This is assuming 100% efficiency of the inverter. Assuming anywhere from 50%-90% efficiency and 85W output, the current draw on the battery side will actually be higher than 7A per whatever your efficiency is. May as well go with 14A, so cut all your times in half.

That’s a pretty large efficiency gap. I did this calculation using the efficiency of the inverter I have(83% at full load) And still come up with a bit over 2 hours.

When calculating anything which can be highly variable you will of course need to build in a fudge factor. For example, we don’t really know how close a battery after being used for FRC is to its original 17.2AH rating.

There is a reason that battery meters on laptops can be so inaccurate a lot of the time. There’s a lot of variables to account for and trying to pin down an exact length of time something will last is only going to a better chance of being wrong.

Do your math for the best case scenario and figure out what worst case scenario is acceptable, and see if that leaves a realistic fudge factor.

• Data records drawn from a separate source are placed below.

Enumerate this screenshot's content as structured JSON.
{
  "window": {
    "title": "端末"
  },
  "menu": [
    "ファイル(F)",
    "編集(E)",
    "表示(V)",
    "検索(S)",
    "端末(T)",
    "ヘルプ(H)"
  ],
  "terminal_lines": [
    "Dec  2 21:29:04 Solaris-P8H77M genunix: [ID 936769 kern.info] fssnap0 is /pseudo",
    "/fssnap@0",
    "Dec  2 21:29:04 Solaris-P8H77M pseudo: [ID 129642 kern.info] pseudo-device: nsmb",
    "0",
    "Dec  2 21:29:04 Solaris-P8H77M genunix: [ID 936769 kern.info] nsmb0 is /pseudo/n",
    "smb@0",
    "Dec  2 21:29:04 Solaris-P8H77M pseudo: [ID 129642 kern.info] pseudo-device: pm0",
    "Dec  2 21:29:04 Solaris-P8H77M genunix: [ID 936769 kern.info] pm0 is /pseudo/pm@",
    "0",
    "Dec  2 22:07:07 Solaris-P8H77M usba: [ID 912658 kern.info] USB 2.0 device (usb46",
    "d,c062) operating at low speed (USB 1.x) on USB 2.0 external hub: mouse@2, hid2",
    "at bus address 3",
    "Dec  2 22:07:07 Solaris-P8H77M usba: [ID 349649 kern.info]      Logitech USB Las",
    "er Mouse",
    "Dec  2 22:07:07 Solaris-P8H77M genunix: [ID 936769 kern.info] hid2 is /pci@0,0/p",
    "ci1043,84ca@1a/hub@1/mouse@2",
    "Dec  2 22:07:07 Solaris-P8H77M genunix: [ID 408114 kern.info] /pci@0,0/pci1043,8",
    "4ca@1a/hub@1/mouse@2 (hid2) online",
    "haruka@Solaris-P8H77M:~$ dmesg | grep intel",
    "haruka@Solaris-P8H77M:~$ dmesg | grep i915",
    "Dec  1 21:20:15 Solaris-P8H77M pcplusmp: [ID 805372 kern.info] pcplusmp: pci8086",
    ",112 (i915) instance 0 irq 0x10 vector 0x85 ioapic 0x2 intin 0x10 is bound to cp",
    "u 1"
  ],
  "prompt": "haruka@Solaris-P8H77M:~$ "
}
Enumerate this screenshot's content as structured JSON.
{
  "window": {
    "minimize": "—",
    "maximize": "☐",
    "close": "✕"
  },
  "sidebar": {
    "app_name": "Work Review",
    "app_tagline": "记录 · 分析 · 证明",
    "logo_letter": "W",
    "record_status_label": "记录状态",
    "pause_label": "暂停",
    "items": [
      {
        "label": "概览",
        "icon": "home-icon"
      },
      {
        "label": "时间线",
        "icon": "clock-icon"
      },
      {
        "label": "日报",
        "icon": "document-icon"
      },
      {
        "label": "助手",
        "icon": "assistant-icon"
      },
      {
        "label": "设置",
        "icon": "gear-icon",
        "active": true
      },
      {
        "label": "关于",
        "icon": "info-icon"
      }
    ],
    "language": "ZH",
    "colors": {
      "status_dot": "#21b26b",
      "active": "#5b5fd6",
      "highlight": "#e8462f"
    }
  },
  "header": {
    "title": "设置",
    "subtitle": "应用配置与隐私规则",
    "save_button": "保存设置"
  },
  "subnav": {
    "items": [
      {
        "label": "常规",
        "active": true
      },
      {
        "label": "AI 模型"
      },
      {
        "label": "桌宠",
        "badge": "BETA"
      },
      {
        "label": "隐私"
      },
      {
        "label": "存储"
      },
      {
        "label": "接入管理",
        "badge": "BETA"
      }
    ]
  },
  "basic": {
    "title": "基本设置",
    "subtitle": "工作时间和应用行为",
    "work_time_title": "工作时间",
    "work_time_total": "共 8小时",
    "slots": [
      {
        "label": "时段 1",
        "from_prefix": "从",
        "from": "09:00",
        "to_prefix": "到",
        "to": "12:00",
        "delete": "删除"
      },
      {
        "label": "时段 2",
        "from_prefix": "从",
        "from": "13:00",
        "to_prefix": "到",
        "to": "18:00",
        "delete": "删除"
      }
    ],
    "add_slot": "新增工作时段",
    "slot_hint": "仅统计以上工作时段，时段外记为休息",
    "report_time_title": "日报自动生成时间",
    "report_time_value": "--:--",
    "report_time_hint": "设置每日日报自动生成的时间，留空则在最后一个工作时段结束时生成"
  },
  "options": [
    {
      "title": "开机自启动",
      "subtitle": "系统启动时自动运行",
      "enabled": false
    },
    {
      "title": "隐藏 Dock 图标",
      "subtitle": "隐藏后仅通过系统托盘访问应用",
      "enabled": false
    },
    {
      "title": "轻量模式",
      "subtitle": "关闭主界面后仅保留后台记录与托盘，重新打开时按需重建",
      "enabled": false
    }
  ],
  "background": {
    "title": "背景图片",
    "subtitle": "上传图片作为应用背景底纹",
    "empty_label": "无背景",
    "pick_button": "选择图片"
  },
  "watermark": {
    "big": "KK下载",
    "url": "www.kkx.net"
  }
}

Keep your screen brightness to a minimum, turn off the wireless radios, and set your computer to aggressively conserve power. It will draw far less than 85 W.

As an anecdote, I used to use a 5-cell, 8 A·h lithium polymer battery (5 × 3.7 V = 18.5 V) to drive a Pentium 4 Mobile laptop (which normally used a 95 W AC adapter with 19 V DC output). I rigged a barrel plug and an extension lead to the battery, and was able to get about an extra hour, or maybe an hour and a half out of it. (The computer thought it was running from AC, so it didn’t take advantage of some of the meagre power-saving features in Windows XP, plus it probably tried to charge the computer’s battery from the external pack.)

Any chance you can rig a system like this, that avoids the DC-AC-DC conversion?

There are adaptors that are made for plugging into a car cigarett lighter or for airplanes. They’re more expensive but a lot more efficient.

Time to add a few things to the discussion.
Some inverters reach maximum efficiency only at full output.
Even at peak, there is a lot of loss, 83% at full output is likely less. Use 75% for your calculations.
The 17.2 AH rating is speced at a 1.8 amp load. If you draw more the rating goes down. You will get 17 hours of battery (until the terminal voltage falls to 8 volts) at a 1 amp draw. You will not get 1 hour of battery with a 17 amp draw. (curves say about 35 minutes) At 7 amps figure between 14 and 15 AH.
Batteries have a defined life of about 400 charge/discharge cycles. Less if the batteries are used hard in competition.